Oftentimes, parents feel the never-ending stress of trying to do a good job raising their children. Instead of adding to your already busy life, the research suggests that a weekly gratitude practice — such as writing a gratitude letter or journaling about what you’re thankful for — can strengthen family bonds, improve cooperation and support between family members, and enhance overall family functioning.
3 Financial Philosophies for a Rich Life
Part of creating the life you want is your willingness to be unapologetically different. This applies to your goals, visions, and even your finances.
A lot of advice — whether in fitness or finance — takes your latent fears and heightens them. If you listen to these fears, you become frightened and anxious, worrying about everything that can go wrong.
Just like we help you build a different vision for your health, we believe you can do the same with your finances. That’s why we asked New York Times bestselling author Ramit Sethi to share his philosophy for building a rich life. After all, 72 percent of Americans recently reported being stressed about money.
Here are Ramit’s top 3 money philosophies for living a Rich Life:
Don’t ask the $3 questions; ask the $30,000 questions. Focus on what Ramit calls “Big Wins” — automating your finances, investing early, landing your dream job, finding a stable place to live, having positive relationships, etc. Get your Big Wins right, and you rarely have to worry about the small things.

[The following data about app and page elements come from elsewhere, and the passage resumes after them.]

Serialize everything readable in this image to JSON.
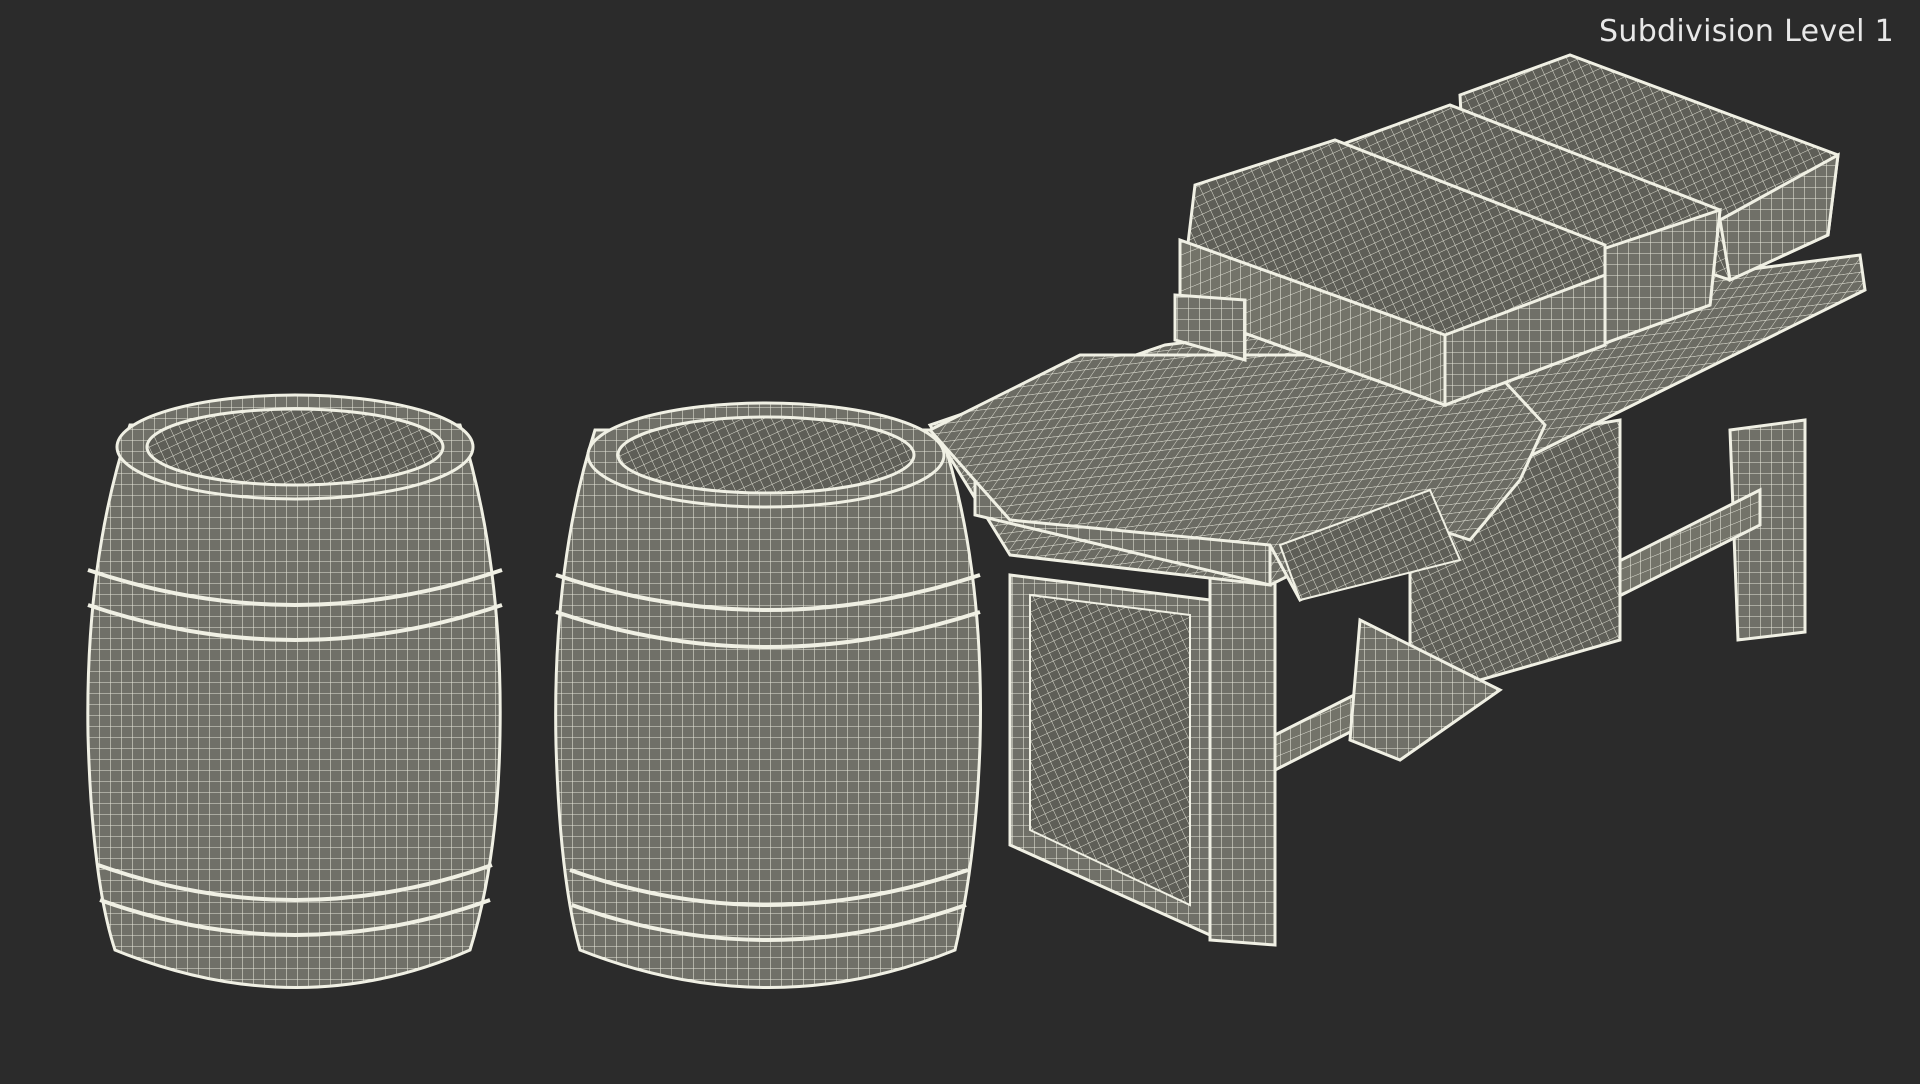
{
  "viewport": {
    "subdivision_label": "Subdivision Level 1",
    "background_color": "#2b2b2b",
    "mesh_fill_color": "#6e6e66",
    "wire_color": "#ecece2"
  }
}
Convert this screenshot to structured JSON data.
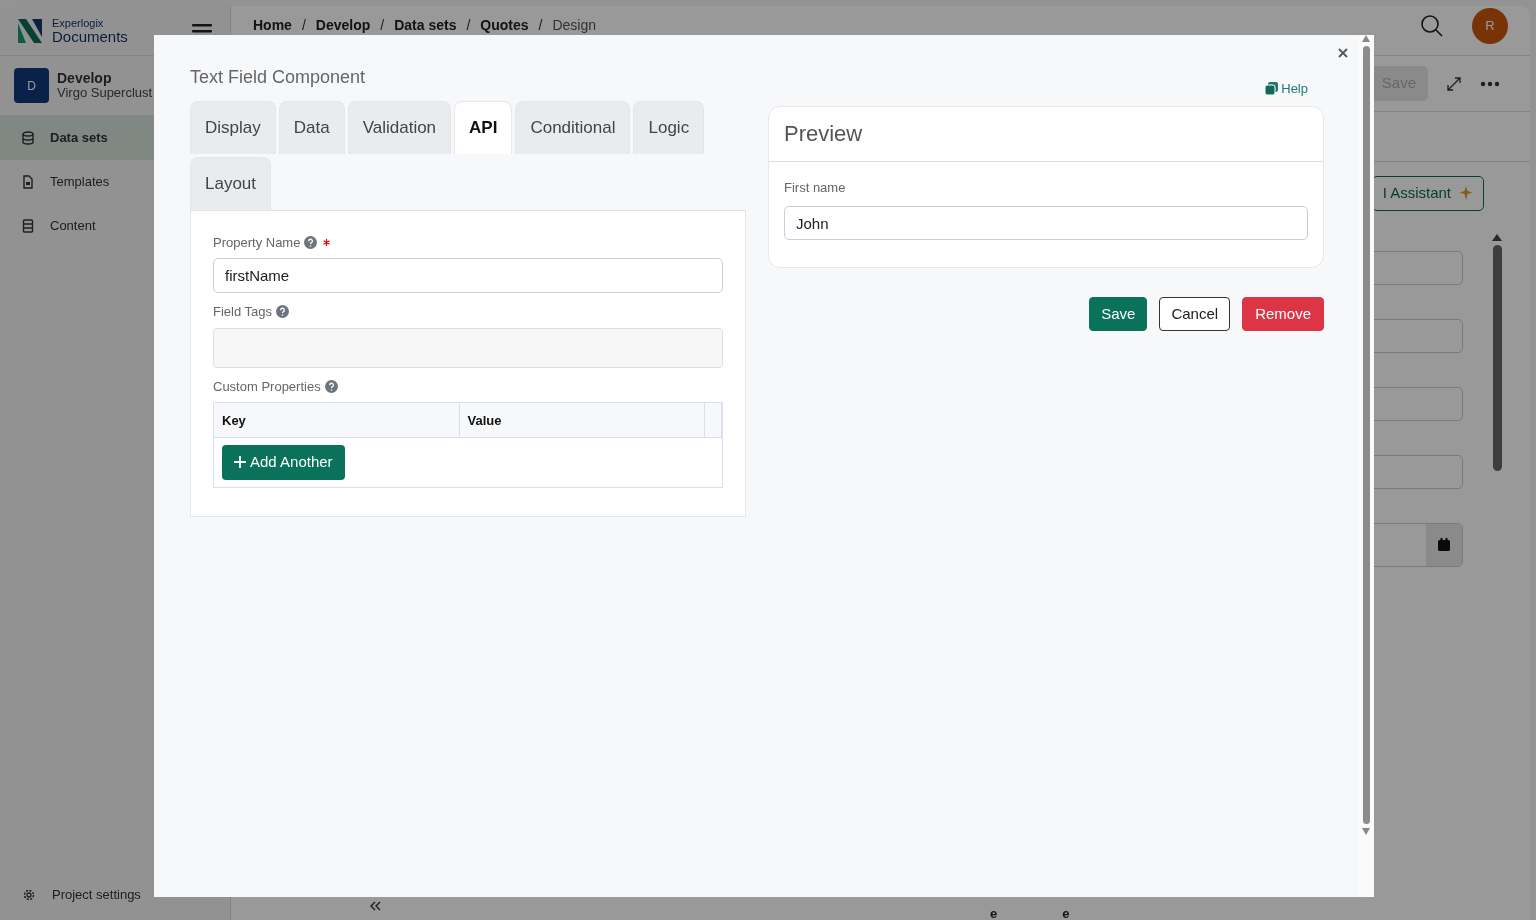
{
  "app": {
    "brand_small": "Experlogix",
    "brand": "Documents",
    "workspace": {
      "initial": "D",
      "name": "Develop",
      "subtitle": "Virgo Superclust"
    },
    "nav": [
      {
        "label": "Data sets",
        "selected": true
      },
      {
        "label": "Templates",
        "selected": false
      },
      {
        "label": "Content",
        "selected": false
      }
    ],
    "settings": "Project settings",
    "breadcrumb": {
      "separator": "/",
      "items": [
        "Home",
        "Develop",
        "Data sets",
        "Quotes",
        "Design"
      ]
    },
    "avatar": "R",
    "toolbar_save": "Save",
    "assistant": "I Assistant",
    "bottom_cells": [
      "e",
      "e"
    ]
  },
  "modal": {
    "title": "Text Field Component",
    "help": "Help",
    "tabs": [
      {
        "label": "Display",
        "selected": false
      },
      {
        "label": "Data",
        "selected": false
      },
      {
        "label": "Validation",
        "selected": false
      },
      {
        "label": "API",
        "selected": true
      },
      {
        "label": "Conditional",
        "selected": false
      },
      {
        "label": "Logic",
        "selected": false
      },
      {
        "label": "Layout",
        "selected": false
      }
    ],
    "fields": [
      {
        "kind": "text",
        "label": "Property Name",
        "help": true,
        "required": true,
        "value": "firstName"
      },
      {
        "kind": "tags",
        "label": "Field Tags",
        "help": true,
        "required": false
      },
      {
        "kind": "table",
        "label": "Custom Properties",
        "help": true,
        "required": false,
        "columns": [
          "Key",
          "Value"
        ],
        "add_button": "Add Another"
      }
    ],
    "preview": {
      "title": "Preview",
      "label": "First name",
      "value": "John"
    },
    "buttons": [
      {
        "label": "Save",
        "kind": "success"
      },
      {
        "label": "Cancel",
        "kind": "outline"
      },
      {
        "label": "Remove",
        "kind": "danger"
      }
    ]
  }
}
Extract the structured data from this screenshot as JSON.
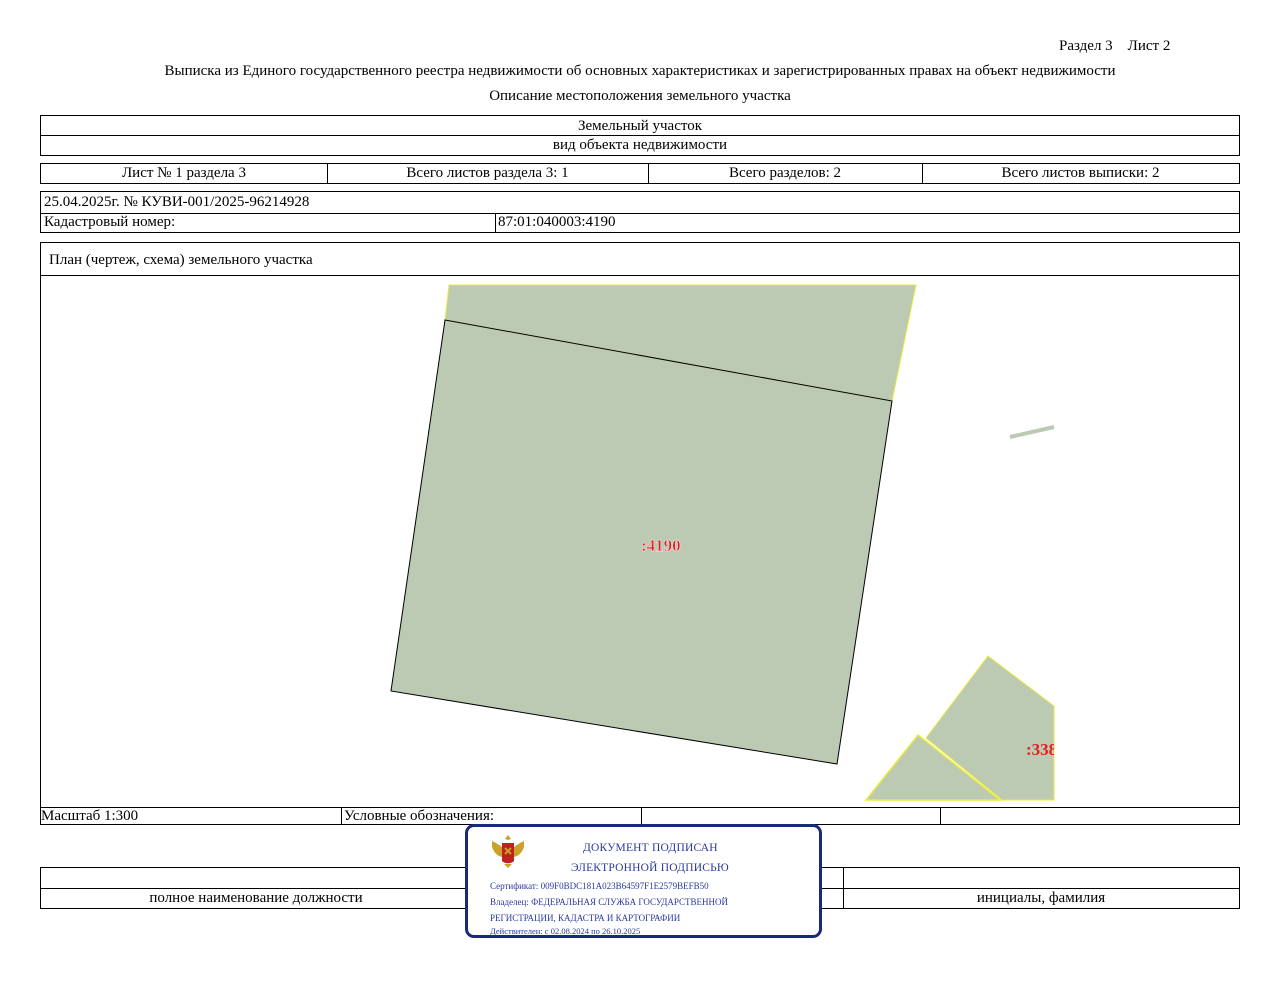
{
  "header": {
    "section_sheet": "Раздел 3    Лист 2",
    "title": "Выписка из Единого государственного реестра недвижимости об основных характеристиках и зарегистрированных правах на объект недвижимости",
    "subtitle": "Описание местоположения земельного участка"
  },
  "object": {
    "type": "Земельный участок",
    "type_caption": "вид объекта недвижимости"
  },
  "sheets": {
    "sheet": "Лист № 1 раздела 3",
    "total_section_sheets": "Всего листов раздела 3: 1",
    "total_sections": "Всего разделов: 2",
    "total_extract_sheets": "Всего листов выписки: 2"
  },
  "record": {
    "date_number": "25.04.2025г. № КУВИ-001/2025-96214928",
    "cadastral_label": "Кадастровый номер:",
    "cadastral_value": "87:01:040003:4190"
  },
  "plan": {
    "title": "План (чертеж, схема) земельного участка",
    "parcel_label": ":4190",
    "neighbor_label": ":338",
    "fill_color": "#bccab4",
    "border_color": "#e8ec3c",
    "label_color": "#e02020"
  },
  "footer": {
    "scale": "Масштаб 1:300",
    "legend": "Условные обозначения:",
    "position_caption": "полное наименование должности",
    "name_caption": "инициалы, фамилия"
  },
  "stamp": {
    "line1": "ДОКУМЕНТ ПОДПИСАН",
    "line2": "ЭЛЕКТРОННОЙ ПОДПИСЬЮ",
    "certificate": "Сертификат: 009F0BDC181A023B64597F1E2579BEFB50",
    "owner_1": "Владелец: ФЕДЕРАЛЬНАЯ СЛУЖБА ГОСУДАРСТВЕННОЙ",
    "owner_2": "РЕГИСТРАЦИИ, КАДАСТРА И КАРТОГРАФИИ",
    "valid": "Действителен: с 02.08.2024 по 26.10.2025",
    "color": "#1a2a7a",
    "emblem_icon": "double-headed-eagle-emblem-icon"
  }
}
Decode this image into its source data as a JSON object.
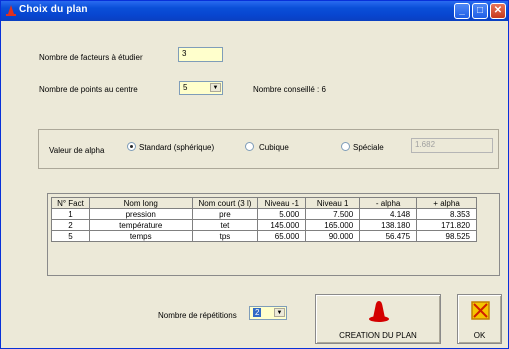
{
  "window": {
    "title": "Choix du plan",
    "minimize": "_",
    "maximize": "□",
    "close": "✕"
  },
  "form": {
    "facteurs_label": "Nombre de facteurs à étudier",
    "facteurs_value": "3",
    "points_label": "Nombre de points au centre",
    "points_value": "5",
    "conseil_label": "Nombre conseillé : 6"
  },
  "alpha": {
    "label": "Valeur de alpha",
    "options": [
      "Standard (sphérique)",
      "Cubique",
      "Spéciale"
    ],
    "selected": "Standard (sphérique)",
    "special_value": "1.682"
  },
  "table": {
    "headers": [
      "N° Fact",
      "Nom long",
      "Nom court (3 l)",
      "Niveau -1",
      "Niveau 1",
      "- alpha",
      "+ alpha"
    ],
    "rows": [
      [
        "1",
        "pression",
        "pre",
        "5.000",
        "7.500",
        "4.148",
        "8.353"
      ],
      [
        "2",
        "température",
        "tet",
        "145.000",
        "165.000",
        "138.180",
        "171.820"
      ],
      [
        "5",
        "temps",
        "tps",
        "65.000",
        "90.000",
        "56.475",
        "98.525"
      ]
    ]
  },
  "footer": {
    "repetitions_label": "Nombre de répétitions",
    "repetitions_value": "2",
    "create_button": "CREATION DU PLAN",
    "ok_button": "OK"
  },
  "colors": {
    "titlebar": "#0a4fd8",
    "window_bg": "#ece9d8",
    "input_bg": "#ffffcc",
    "cone_red": "#d40000",
    "ok_icon": "#f0c000"
  }
}
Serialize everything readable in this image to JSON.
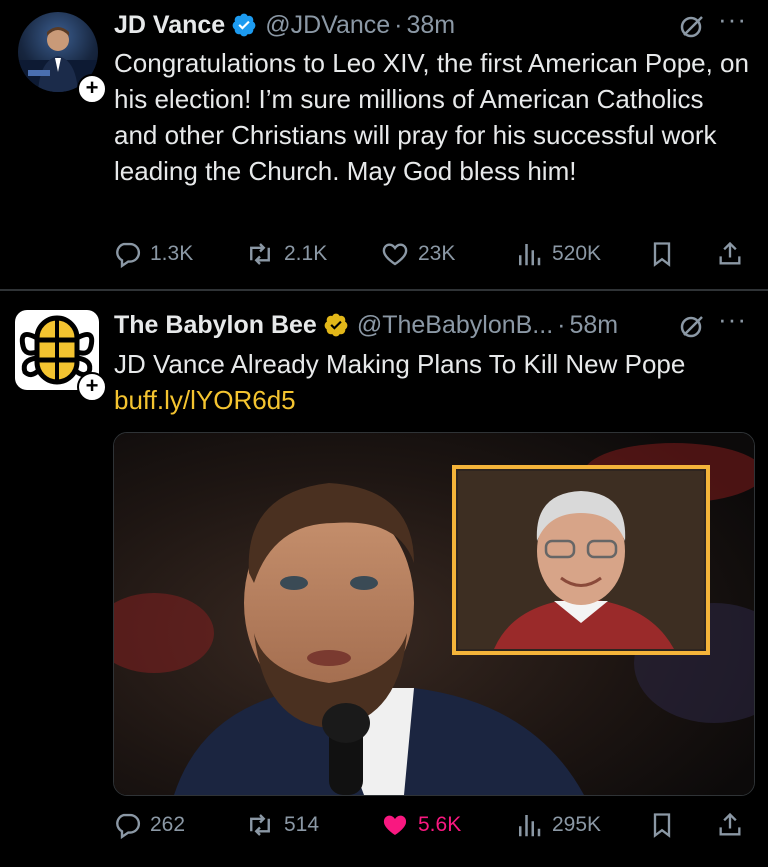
{
  "tweets": [
    {
      "name": "JD Vance",
      "handle": "@JDVance",
      "dot": "·",
      "time": "38m",
      "text": "Congratulations to Leo XIV, the first American Pope, on his election! I’m sure millions of American Catholics and other Christians will pray for his successful work leading the Church. May God bless him!",
      "replies": "1.3K",
      "reposts": "2.1K",
      "likes": "23K",
      "views": "520K",
      "verified_color": "#1d9bf0"
    },
    {
      "name": "The Babylon Bee",
      "handle": "@TheBabylonB...",
      "dot": "·",
      "time": "58m",
      "text": "JD Vance Already Making Plans To Kill New Pope",
      "link": "buff.ly/lYOR6d5",
      "replies": "262",
      "reposts": "514",
      "likes": "5.6K",
      "views": "295K",
      "verified_color": "#e2b719",
      "liked": true
    }
  ],
  "icons": {
    "reply": "reply-icon",
    "repost": "repost-icon",
    "like": "heart-icon",
    "views": "views-icon",
    "bookmark": "bookmark-icon",
    "share": "share-icon",
    "grok": "grok-icon",
    "more": "more-icon",
    "follow": "plus-icon"
  },
  "more_glyph": "···",
  "plus_glyph": "+",
  "colors": {
    "background": "#000000",
    "text": "#e7e9ea",
    "muted": "#8b98a5",
    "link": "#f4c430",
    "like": "#f91880"
  }
}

There’s a limit to how much you can cut, but there’s no limit to how much you can earn. You can only cut back so much before you have nothing left to cut. One of the best things you can do is earn more by starting a side hustle, negotiating a raise, or finding a better-paying job.
Spend extravagantly on the things you love and cut costs mercilessly on everything else. Get specific. What do you love? What if you doubled your spending? Quadrupled? Even 10x’d your time and spending on what you love? What does your life look and feel like then?
Start here, and you’ll have a vision of what’s possible. Do it the usual way, and you’ll be stuck worrying about $3 expenses for the rest of your life.
Beef Up Your Diabetes Protection
Can eating lean red meat help put diabetes in remission? A recent 12-month study on type 2 diabetics suggests that it might be more possible than you’ve been told.
Red meat is oftentimes in the news for all the wrong reasons. Still, many of the downsides of red meat either appear to be linked to eating too much and too often, consuming far too many calories (and gaining weight), or taking in more saturated fat than your body can handle (which increases LDL and Apo B, both of which are associated with cardiovascular issues).
But if calories are controlled, and saturated fat doesn’t negatively impact your blood work — is red meat still off limits?
This study randomly assigned participants to either a high-protein diet with lean red meat (low in saturated fat) or a moderately high-protein diet without red meat. Both groups improved cardiometabolic health, saw reductions in HbA1c and fasting glucose levels, and better glycemic control. The moderate-protein group lost 28 pounds, while the high-protein group lost 22.5 pounds.
Fat loss, especially losing fat from the liver and pancreas, plays a key role in improving insulin sensitivity, which is probably why about 38 percent of the participants in both groups no longer met the criteria for type 2 diabetes, suggesting they were in remission from the disease.
This supports prior research suggesting that losing weight — and, more specifically, body fat — is more important to managing, preventing, and putting type 2 diabetes into remission than stressing over a particular food or amount of protein in your diet.
Publisher: Arnold Schwarzenegger